[Element data from apps and pages]

□ □ □ □

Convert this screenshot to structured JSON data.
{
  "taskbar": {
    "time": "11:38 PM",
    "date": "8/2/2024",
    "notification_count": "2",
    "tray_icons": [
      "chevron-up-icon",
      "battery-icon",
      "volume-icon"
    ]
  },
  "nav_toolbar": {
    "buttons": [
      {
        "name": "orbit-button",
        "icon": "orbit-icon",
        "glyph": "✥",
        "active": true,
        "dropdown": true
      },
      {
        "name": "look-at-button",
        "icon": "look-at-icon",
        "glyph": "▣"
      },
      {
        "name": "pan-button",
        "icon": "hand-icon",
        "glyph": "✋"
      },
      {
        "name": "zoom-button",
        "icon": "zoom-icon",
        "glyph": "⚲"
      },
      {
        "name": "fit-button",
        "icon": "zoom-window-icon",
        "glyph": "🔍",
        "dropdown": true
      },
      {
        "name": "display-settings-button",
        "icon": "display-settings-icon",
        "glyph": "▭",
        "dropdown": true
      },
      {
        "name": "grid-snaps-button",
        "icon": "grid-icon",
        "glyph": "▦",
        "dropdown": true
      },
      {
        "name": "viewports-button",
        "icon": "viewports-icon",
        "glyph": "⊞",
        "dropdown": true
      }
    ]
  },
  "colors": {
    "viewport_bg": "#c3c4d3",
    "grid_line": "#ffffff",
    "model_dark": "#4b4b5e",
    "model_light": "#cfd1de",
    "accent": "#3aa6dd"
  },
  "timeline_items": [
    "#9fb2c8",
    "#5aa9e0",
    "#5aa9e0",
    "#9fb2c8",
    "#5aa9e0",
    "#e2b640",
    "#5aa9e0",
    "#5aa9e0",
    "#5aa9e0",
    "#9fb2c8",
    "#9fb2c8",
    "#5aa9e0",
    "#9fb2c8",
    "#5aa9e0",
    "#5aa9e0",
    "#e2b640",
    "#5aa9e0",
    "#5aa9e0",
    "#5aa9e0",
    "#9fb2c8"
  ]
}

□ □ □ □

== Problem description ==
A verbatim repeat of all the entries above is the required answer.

== Solution below ==
Convert this screenshot to structured JSON data.
{
  "taskbar": {
    "time": "11:38 PM",
    "date": "8/2/2024",
    "notification_count": "2",
    "tray_icons": [
      "chevron-up-icon",
      "battery-icon",
      "volume-icon"
    ]
  },
  "nav_toolbar": {
    "buttons": [
      {
        "name": "orbit-button",
        "icon": "orbit-icon",
        "glyph": "✥",
        "active": true,
        "dropdown": true
      },
      {
        "name": "look-at-button",
        "icon": "look-at-icon",
        "glyph": "▣"
      },
      {
        "name": "pan-button",
        "icon": "hand-icon",
        "glyph": "✋"
      },
      {
        "name": "zoom-button",
        "icon": "zoom-icon",
        "glyph": "⚲"
      },
      {
        "name": "fit-button",
        "icon": "zoom-window-icon",
        "glyph": "🔍",
        "dropdown": true
      },
      {
        "name": "display-settings-button",
        "icon": "display-settings-icon",
        "glyph": "▭",
        "dropdown": true
      },
      {
        "name": "grid-snaps-button",
        "icon": "grid-icon",
        "glyph": "▦",
        "dropdown": true
      },
      {
        "name": "viewports-button",
        "icon": "viewports-icon",
        "glyph": "⊞",
        "dropdown": true
      }
    ]
  },
  "colors": {
    "viewport_bg": "#c3c4d3",
    "grid_line": "#ffffff",
    "model_dark": "#4b4b5e",
    "model_light": "#cfd1de",
    "accent": "#3aa6dd"
  },
  "timeline_items": [
    "#9fb2c8",
    "#5aa9e0",
    "#5aa9e0",
    "#9fb2c8",
    "#5aa9e0",
    "#e2b640",
    "#5aa9e0",
    "#5aa9e0",
    "#5aa9e0",
    "#9fb2c8",
    "#9fb2c8",
    "#5aa9e0",
    "#9fb2c8",
    "#5aa9e0",
    "#5aa9e0",
    "#e2b640",
    "#5aa9e0",
    "#5aa9e0",
    "#5aa9e0",
    "#9fb2c8"
  ]
}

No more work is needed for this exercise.